While we are still relishing the joys of summer and before the birds depart for warmer climes (if you live in the north, as I do), this is a good time to prepare strategies for attracting new audience members to your performances.
We all know that word of mouth is, and always has been, the greatest resource for attracting people to attend shows, so it is in our best interest to capitalize on the “birds of a feather” principle: that people who attend your shows are highly likely to know others who would enjoy them also.
Asking patrons to encourage others to attend your shows is a long-standing common practice. However, many of the efforts I have seen are lacking in two main regards.
1. Marketers send emails to people who have seen a show asking the patron to tell their family and friends about it. The problem here is that most people have difficulty putting into words what made the show special and worth seeing for them. Yet, marketers and artistic personnel are experts at crafting copy about their shows. So send patrons messages that will bring alive the experience in exciting and meaningful ways. Include brief but intriguing stories about the performers, the playwright or composer or choreographer, about the set design, and so on. In other words, help people to tell the story of what they loved about the show and enhance that with enriching details.
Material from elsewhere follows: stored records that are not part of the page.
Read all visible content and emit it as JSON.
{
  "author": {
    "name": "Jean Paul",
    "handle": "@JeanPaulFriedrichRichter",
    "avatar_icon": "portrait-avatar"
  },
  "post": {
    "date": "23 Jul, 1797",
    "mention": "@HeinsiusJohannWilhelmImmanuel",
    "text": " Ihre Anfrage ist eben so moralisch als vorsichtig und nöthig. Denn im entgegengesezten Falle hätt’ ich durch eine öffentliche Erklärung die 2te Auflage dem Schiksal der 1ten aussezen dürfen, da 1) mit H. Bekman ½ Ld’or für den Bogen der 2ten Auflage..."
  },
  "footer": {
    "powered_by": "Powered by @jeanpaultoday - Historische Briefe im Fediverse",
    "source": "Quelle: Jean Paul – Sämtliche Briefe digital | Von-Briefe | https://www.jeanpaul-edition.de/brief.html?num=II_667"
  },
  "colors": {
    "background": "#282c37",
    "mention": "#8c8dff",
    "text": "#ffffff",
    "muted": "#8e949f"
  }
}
2. All too often, I have seen organizations offer $5 off the price of a ticket to anyone who is recommended by a friend who has seen the show. I see this as a negative tactic, for multiple reasons. A savings of $5 is not enough to stimulate someone to buy a ticket they would not have bought otherwise. Even though this is a small amount of money, it sounds like an act of desperation: “We’ll do anything, almost anything, to get more people in the door.” The real problem here is in focusing the conversation on price. Offering discounts has become an all too common and actually a very lazy way for marketers to alert people to the value of the live performing arts experience.
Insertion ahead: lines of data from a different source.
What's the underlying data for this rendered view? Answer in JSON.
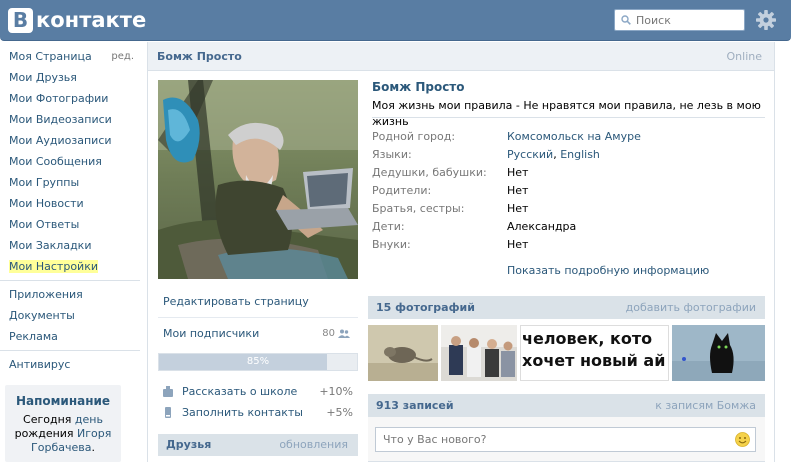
{
  "header": {
    "logo_letter": "В",
    "logo_text": "контакте",
    "search_placeholder": "Поиск"
  },
  "left_menu": {
    "edit_label": "ред.",
    "items": [
      {
        "label": "Моя Страница"
      },
      {
        "label": "Мои Друзья"
      },
      {
        "label": "Мои Фотографии"
      },
      {
        "label": "Мои Видеозаписи"
      },
      {
        "label": "Мои Аудиозаписи"
      },
      {
        "label": "Мои Сообщения"
      },
      {
        "label": "Мои Группы"
      },
      {
        "label": "Мои Новости"
      },
      {
        "label": "Мои Ответы"
      },
      {
        "label": "Мои Закладки"
      },
      {
        "label": "Мои Настройки"
      }
    ],
    "extra_items": [
      {
        "label": "Приложения"
      },
      {
        "label": "Документы"
      },
      {
        "label": "Реклама"
      }
    ],
    "antivirus": "Антивирус"
  },
  "reminder": {
    "title": "Напоминание",
    "today": "Сегодня",
    "day": "день",
    "birthday": "рождения",
    "name_first": "Игоря",
    "name_last": "Горбачева",
    "period": "."
  },
  "profile": {
    "name": "Бомж Просто",
    "online": "Online",
    "status": "Моя жизнь мои правила - Не нравятся мои правила, не лезь в мою жизнь",
    "fields": [
      {
        "key": "Родной город:",
        "value": "Комсомольск на Амуре",
        "link": true
      },
      {
        "key": "Языки:",
        "value": "Русский",
        "value2": "English",
        "link": true
      },
      {
        "key": "Дедушки, бабушки:",
        "value": "Нет",
        "link": false
      },
      {
        "key": "Родители:",
        "value": "Нет",
        "link": false
      },
      {
        "key": "Братья, сестры:",
        "value": "Нет",
        "link": false
      },
      {
        "key": "Дети:",
        "value": "Александра",
        "link": false
      },
      {
        "key": "Внуки:",
        "value": "Нет",
        "link": false
      }
    ],
    "more_info": "Показать подробную информацию"
  },
  "actions": {
    "edit_page": "Редактировать страницу",
    "subscribers": "Мои подписчики",
    "subscribers_count": "80",
    "progress_text": "85%",
    "progress_value": 85,
    "todo": [
      {
        "label": "Рассказать о школе",
        "pct": "+10%"
      },
      {
        "label": "Заполнить контакты",
        "pct": "+5%"
      }
    ]
  },
  "friends": {
    "title": "Друзья",
    "updates": "обновления"
  },
  "photos": {
    "title": "15 фотографий",
    "add": "добавить фотографии",
    "meme_line1": "человек, кото",
    "meme_line2": "хочет новый ай"
  },
  "wall": {
    "title": "913 записей",
    "to_wall": "к записям Бомжа",
    "placeholder": "Что у Вас нового?"
  },
  "colors": {
    "header": "#597DA3",
    "link": "#2B587A",
    "bar": "#DAE2E8",
    "highlight": "#FFFF99"
  }
}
What people really care about is value, not price. If people are motivated to buy tickets, they will certainly take advantage of a $5 discount, but the value of the experience will be reduced in their minds. We need to do a better job of communicating the true value of the art, the experience, the uniqueness, the live event. We need to stop talking in jargon that means nothing to most patrons. I have seen an organization promote an upcoming show as “Midwest Premiere!” (Who, outside the industry, cares about this?) “Rising star” is overused and basically meaningless. Explain what makes this performer special. And so on.
Spend some of the remaining quiet summer hours creating engaging messages that will bring alive the attendance experience for your potential attenders. Then watch this strategy help populate your nest.